Assignment: Exactly as written, retype the listing below, omitting the pictures.

Data under study Block Start

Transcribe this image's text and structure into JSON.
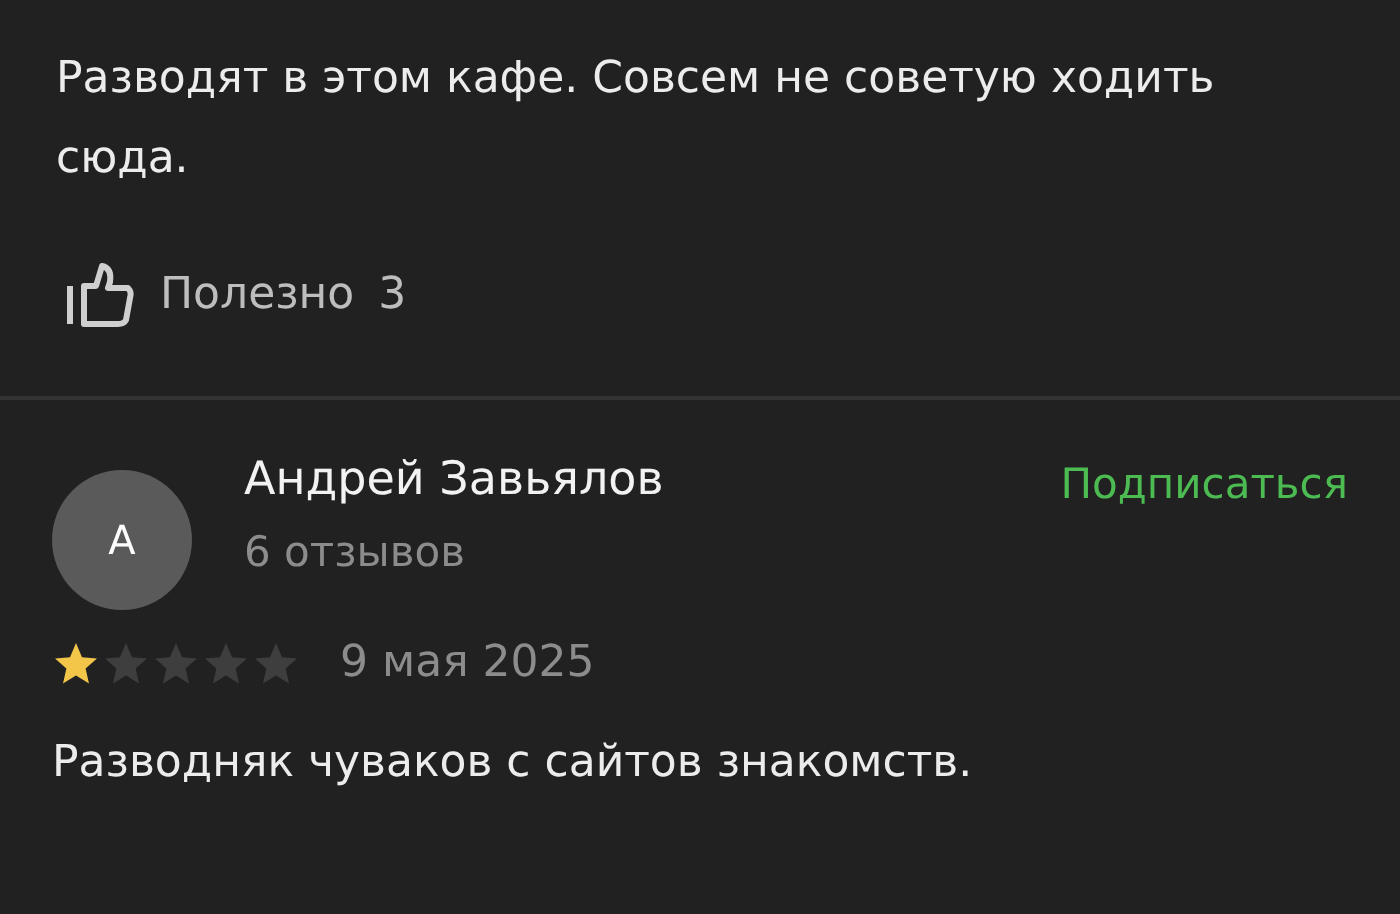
{
  "previous_review": {
    "text": "Разводят в этом кафе. Совсем не советую ходить сюда.",
    "helpful": {
      "label": "Полезно",
      "count": "3"
    }
  },
  "review": {
    "avatar_letter": "А",
    "author": "Андрей Завьялов",
    "reviews_count": "6 отзывов",
    "subscribe": "Подписаться",
    "stars": 1,
    "date": "9 мая 2025",
    "text": "Разводняк чуваков с сайтов знакомств."
  }
}
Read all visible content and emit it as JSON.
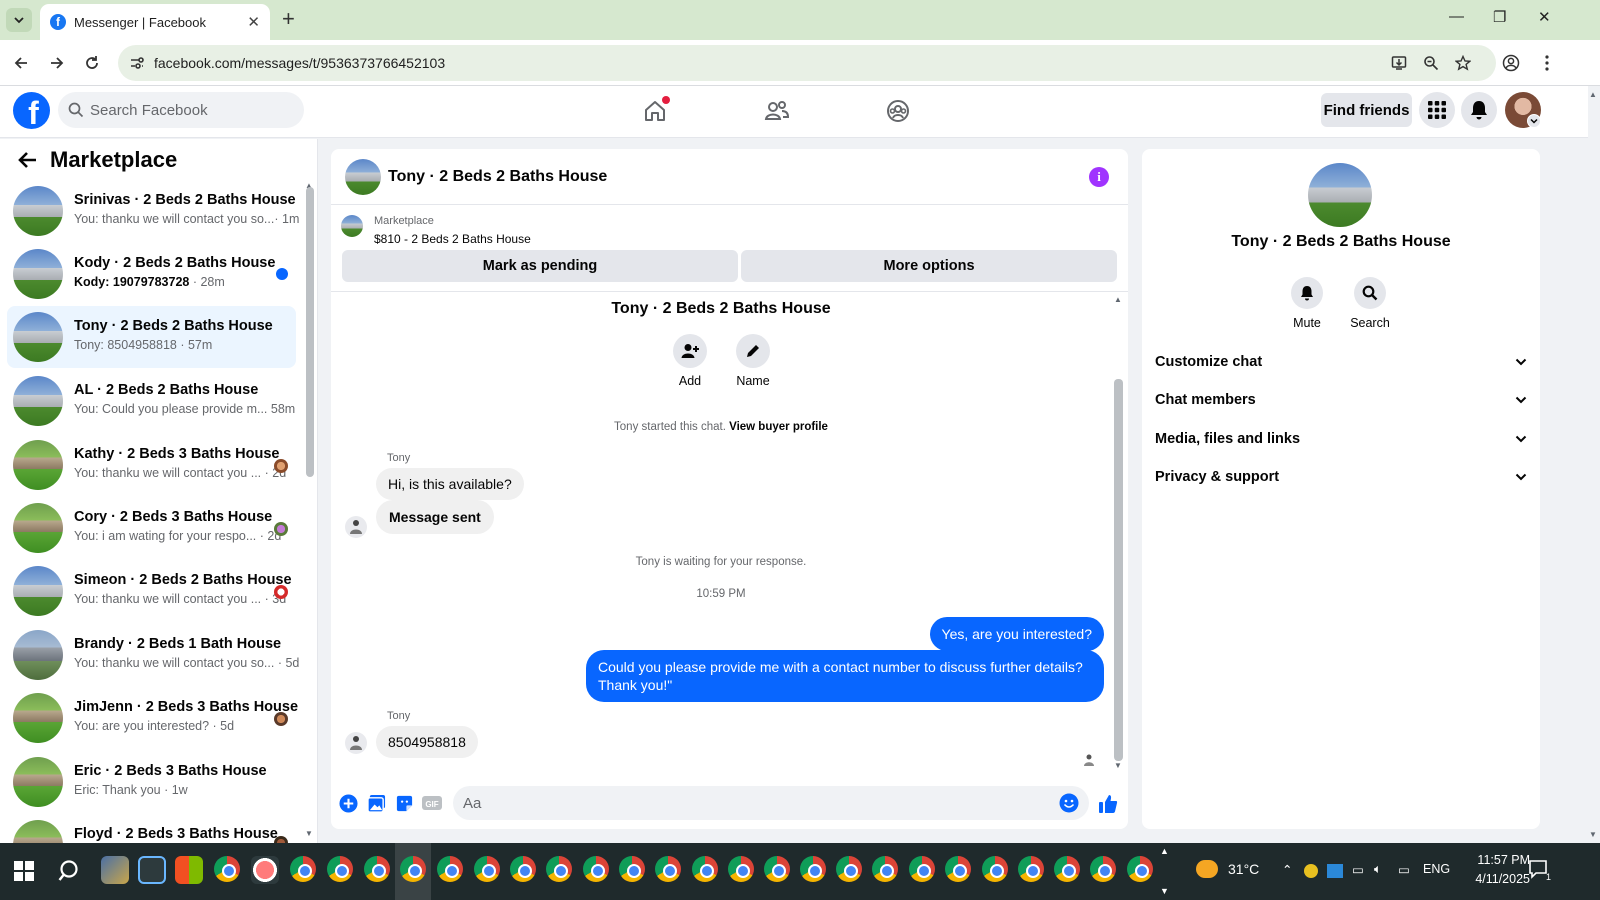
{
  "browser": {
    "tab_title": "Messenger | Facebook",
    "url": "facebook.com/messages/t/9536373766452103"
  },
  "fb": {
    "search_placeholder": "Search Facebook",
    "find_friends": "Find friends",
    "logo_letter": "f"
  },
  "sidebar": {
    "title": "Marketplace",
    "conversations": [
      {
        "name": "Srinivas · 2 Beds 2 Baths House",
        "preview": "You: thanku we will contact you so...",
        "time": "· 1m",
        "unread": false,
        "badge": "none"
      },
      {
        "name": "Kody · 2 Beds 2 Baths House",
        "preview": "Kody: 19079783728",
        "time": " · 28m",
        "unread": true,
        "badge": "blue-dot"
      },
      {
        "name": "Tony · 2 Beds 2 Baths House",
        "preview": "Tony: 8504958818",
        "time": " · 57m",
        "unread": false,
        "badge": "none",
        "active": true
      },
      {
        "name": "AL · 2 Beds 2 Baths House",
        "preview": "You: Could you please provide m...",
        "time": " 58m",
        "unread": false,
        "badge": "none"
      },
      {
        "name": "Kathy · 2 Beds 3 Baths House",
        "preview": "You: thanku we will contact you ...",
        "time": " · 2d",
        "unread": false,
        "badge": "avatar"
      },
      {
        "name": "Cory · 2 Beds 3 Baths House",
        "preview": "You: i am wating for your respo...",
        "time": " · 2d",
        "unread": false,
        "badge": "avatar"
      },
      {
        "name": "Simeon · 2 Beds 2 Baths House",
        "preview": "You: thanku we will contact you ...",
        "time": " · 3d",
        "unread": false,
        "badge": "avatar"
      },
      {
        "name": "Brandy · 2 Beds 1 Bath House",
        "preview": "You: thanku we will contact you so...",
        "time": " · 5d",
        "unread": false,
        "badge": "none"
      },
      {
        "name": "JimJenn · 2 Beds 3 Baths House",
        "preview": "You: are you interested?",
        "time": " · 5d",
        "unread": false,
        "badge": "avatar"
      },
      {
        "name": "Eric · 2 Beds 3 Baths House",
        "preview": "Eric: Thank you",
        "time": " · 1w",
        "unread": false,
        "badge": "none"
      },
      {
        "name": "Floyd · 2 Beds 3 Baths House",
        "preview": "",
        "time": "",
        "unread": false,
        "badge": "avatar"
      }
    ]
  },
  "chat": {
    "header_name": "Tony · 2 Beds 2 Baths House",
    "listing_label": "Marketplace",
    "listing_price": "$810 - 2 Beds 2 Baths House",
    "mark_pending": "Mark as pending",
    "more_options": "More options",
    "intro_name": "Tony · 2 Beds 2 Baths House",
    "intro_add": "Add",
    "intro_name_btn": "Name",
    "started_text": "Tony started this chat.",
    "view_profile": "View buyer profile",
    "sender_1": "Tony",
    "msg_in_1": "Hi, is this available?",
    "msg_in_2": "Message sent",
    "waiting_text": "Tony is waiting for your response.",
    "time_divider": "10:59 PM",
    "msg_out_1": "Yes, are you interested?",
    "msg_out_2": "Could you please provide me with a contact number to discuss further details? Thank you!\"",
    "sender_2": "Tony",
    "msg_in_3": "8504958818",
    "composer_placeholder": "Aa"
  },
  "info_panel": {
    "name": "Tony · 2 Beds 2 Baths House",
    "mute": "Mute",
    "search": "Search",
    "rows": [
      "Customize chat",
      "Chat members",
      "Media, files and links",
      "Privacy & support"
    ]
  },
  "taskbar": {
    "weather": "31°C",
    "lang": "ENG",
    "time": "11:57 PM",
    "date": "4/11/2025",
    "notif_count": "1"
  },
  "colors": {
    "messenger_blue": "#0866ff",
    "info_purple": "#a033ff",
    "active_row": "#ebf5ff"
  }
}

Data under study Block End

Answer:
Transcribe this image's text and structure into JSON.
{
  "previous_review": {
    "text": "Разводят в этом кафе. Совсем не советую ходить сюда.",
    "helpful": {
      "label": "Полезно",
      "count": "3"
    }
  },
  "review": {
    "avatar_letter": "А",
    "author": "Андрей Завьялов",
    "reviews_count": "6 отзывов",
    "subscribe": "Подписаться",
    "stars": 1,
    "date": "9 мая 2025",
    "text": "Разводняк чуваков с сайтов знакомств."
  }
}
Read all visible content and emit it as JSON.
{
  "browser": {
    "tab_title": "Messenger | Facebook",
    "url": "facebook.com/messages/t/9536373766452103"
  },
  "fb": {
    "search_placeholder": "Search Facebook",
    "find_friends": "Find friends",
    "logo_letter": "f"
  },
  "sidebar": {
    "title": "Marketplace",
    "conversations": [
      {
        "name": "Srinivas · 2 Beds 2 Baths House",
        "preview": "You: thanku we will contact you so...",
        "time": "· 1m",
        "unread": false,
        "badge": "none"
      },
      {
        "name": "Kody · 2 Beds 2 Baths House",
        "preview": "Kody: 19079783728",
        "time": " · 28m",
        "unread": true,
        "badge": "blue-dot"
      },
      {
        "name": "Tony · 2 Beds 2 Baths House",
        "preview": "Tony: 8504958818",
        "time": " · 57m",
        "unread": false,
        "badge": "none",
        "active": true
      },
      {
        "name": "AL · 2 Beds 2 Baths House",
        "preview": "You: Could you please provide m...",
        "time": " 58m",
        "unread": false,
        "badge": "none"
      },
      {
        "name": "Kathy · 2 Beds 3 Baths House",
        "preview": "You: thanku we will contact you ...",
        "time": " · 2d",
        "unread": false,
        "badge": "avatar"
      },
      {
        "name": "Cory · 2 Beds 3 Baths House",
        "preview": "You: i am wating for your respo...",
        "time": " · 2d",
        "unread": false,
        "badge": "avatar"
      },
      {
        "name": "Simeon · 2 Beds 2 Baths House",
        "preview": "You: thanku we will contact you ...",
        "time": " · 3d",
        "unread": false,
        "badge": "avatar"
      },
      {
        "name": "Brandy · 2 Beds 1 Bath House",
        "preview": "You: thanku we will contact you so...",
        "time": " · 5d",
        "unread": false,
        "badge": "none"
      },
      {
        "name": "JimJenn · 2 Beds 3 Baths House",
        "preview": "You: are you interested?",
        "time": " · 5d",
        "unread": false,
        "badge": "avatar"
      },
      {
        "name": "Eric · 2 Beds 3 Baths House",
        "preview": "Eric: Thank you",
        "time": " · 1w",
        "unread": false,
        "badge": "none"
      },
      {
        "name": "Floyd · 2 Beds 3 Baths House",
        "preview": "",
        "time": "",
        "unread": false,
        "badge": "avatar"
      }
    ]
  },
  "chat": {
    "header_name": "Tony · 2 Beds 2 Baths House",
    "listing_label": "Marketplace",
    "listing_price": "$810 - 2 Beds 2 Baths House",
    "mark_pending": "Mark as pending",
    "more_options": "More options",
    "intro_name": "Tony · 2 Beds 2 Baths House",
    "intro_add": "Add",
    "intro_name_btn": "Name",
    "started_text": "Tony started this chat.",
    "view_profile": "View buyer profile",
    "sender_1": "Tony",
    "msg_in_1": "Hi, is this available?",
    "msg_in_2": "Message sent",
    "waiting_text": "Tony is waiting for your response.",
    "time_divider": "10:59 PM",
    "msg_out_1": "Yes, are you interested?",
    "msg_out_2": "Could you please provide me with a contact number to discuss further details? Thank you!\"",
    "sender_2": "Tony",
    "msg_in_3": "8504958818",
    "composer_placeholder": "Aa"
  },
  "info_panel": {
    "name": "Tony · 2 Beds 2 Baths House",
    "mute": "Mute",
    "search": "Search",
    "rows": [
      "Customize chat",
      "Chat members",
      "Media, files and links",
      "Privacy & support"
    ]
  },
  "taskbar": {
    "weather": "31°C",
    "lang": "ENG",
    "time": "11:57 PM",
    "date": "4/11/2025",
    "notif_count": "1"
  },
  "colors": {
    "messenger_blue": "#0866ff",
    "info_purple": "#a033ff",
    "active_row": "#ebf5ff"
  }
}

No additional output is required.